The goal is an unaltered copy of the records below, minus any images.

**INPUT FOR THIS TASK:**
*** Begin section ***

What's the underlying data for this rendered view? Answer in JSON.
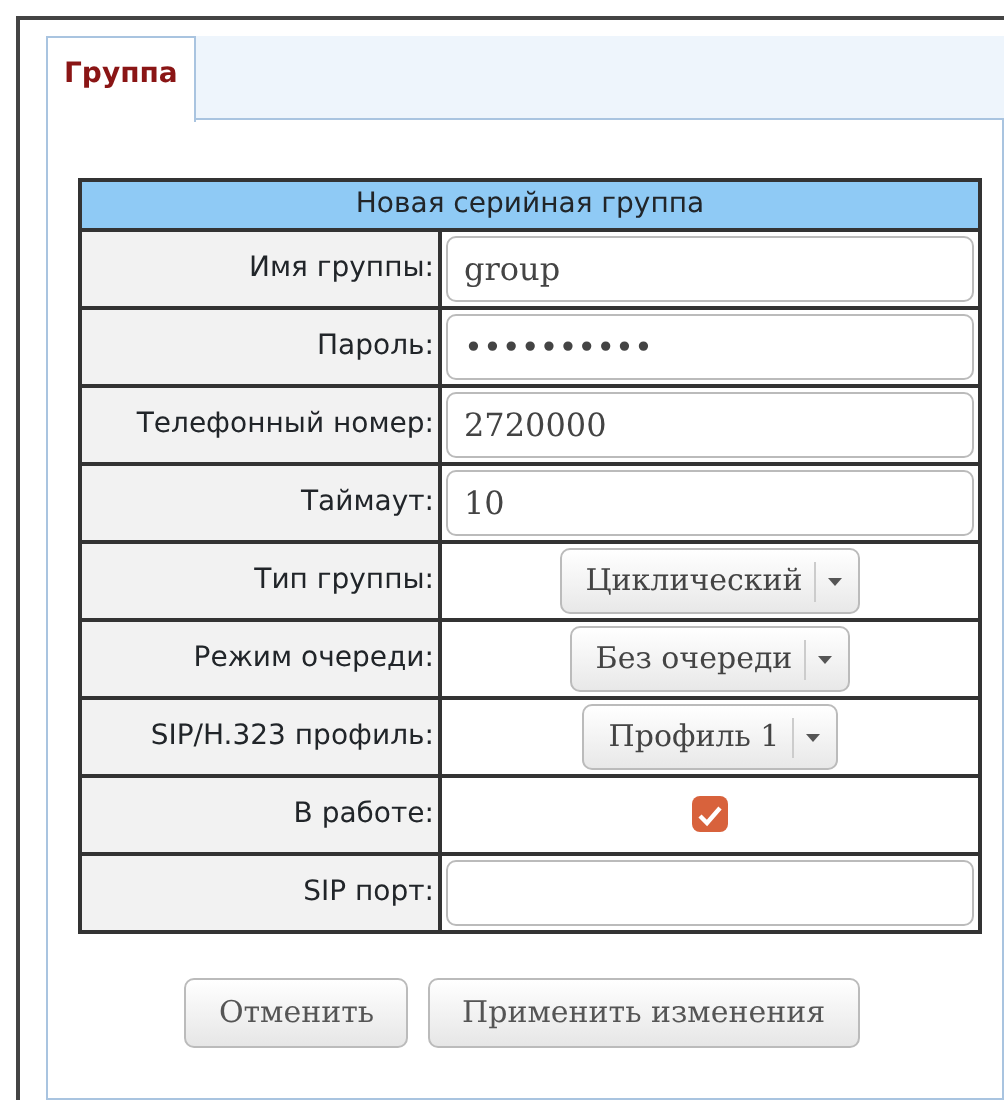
{
  "tabs": [
    {
      "label": "Группа",
      "selected": true
    }
  ],
  "form": {
    "title": "Новая серийная группа",
    "rows": [
      {
        "kind": "text",
        "label": "Имя группы:",
        "value": "group"
      },
      {
        "kind": "text",
        "label": "Пароль:",
        "value": "••••••••••"
      },
      {
        "kind": "text",
        "label": "Телефонный номер:",
        "value": "2720000"
      },
      {
        "kind": "text",
        "label": "Таймаут:",
        "value": "10"
      },
      {
        "kind": "select",
        "label": "Тип группы:",
        "value": "Циклический"
      },
      {
        "kind": "select",
        "label": "Режим очереди:",
        "value": "Без очереди"
      },
      {
        "kind": "select",
        "label": "SIP/H.323 профиль:",
        "value": "Профиль 1"
      },
      {
        "kind": "checkbox",
        "label": "В работе:",
        "checked": true
      },
      {
        "kind": "text",
        "label": "SIP порт:",
        "value": ""
      }
    ]
  },
  "buttons": [
    "Отменить",
    "Применить изменения"
  ]
}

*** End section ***

**TASK OUTPUT:**
What's the underlying data for this rendered view? Answer in JSON.
{
  "tabs": [
    {
      "label": "Группа",
      "selected": true
    }
  ],
  "form": {
    "title": "Новая серийная группа",
    "rows": [
      {
        "kind": "text",
        "label": "Имя группы:",
        "value": "group"
      },
      {
        "kind": "text",
        "label": "Пароль:",
        "value": "••••••••••"
      },
      {
        "kind": "text",
        "label": "Телефонный номер:",
        "value": "2720000"
      },
      {
        "kind": "text",
        "label": "Таймаут:",
        "value": "10"
      },
      {
        "kind": "select",
        "label": "Тип группы:",
        "value": "Циклический"
      },
      {
        "kind": "select",
        "label": "Режим очереди:",
        "value": "Без очереди"
      },
      {
        "kind": "select",
        "label": "SIP/H.323 профиль:",
        "value": "Профиль 1"
      },
      {
        "kind": "checkbox",
        "label": "В работе:",
        "checked": true
      },
      {
        "kind": "text",
        "label": "SIP порт:",
        "value": ""
      }
    ]
  },
  "buttons": [
    "Отменить",
    "Применить изменения"
  ]
}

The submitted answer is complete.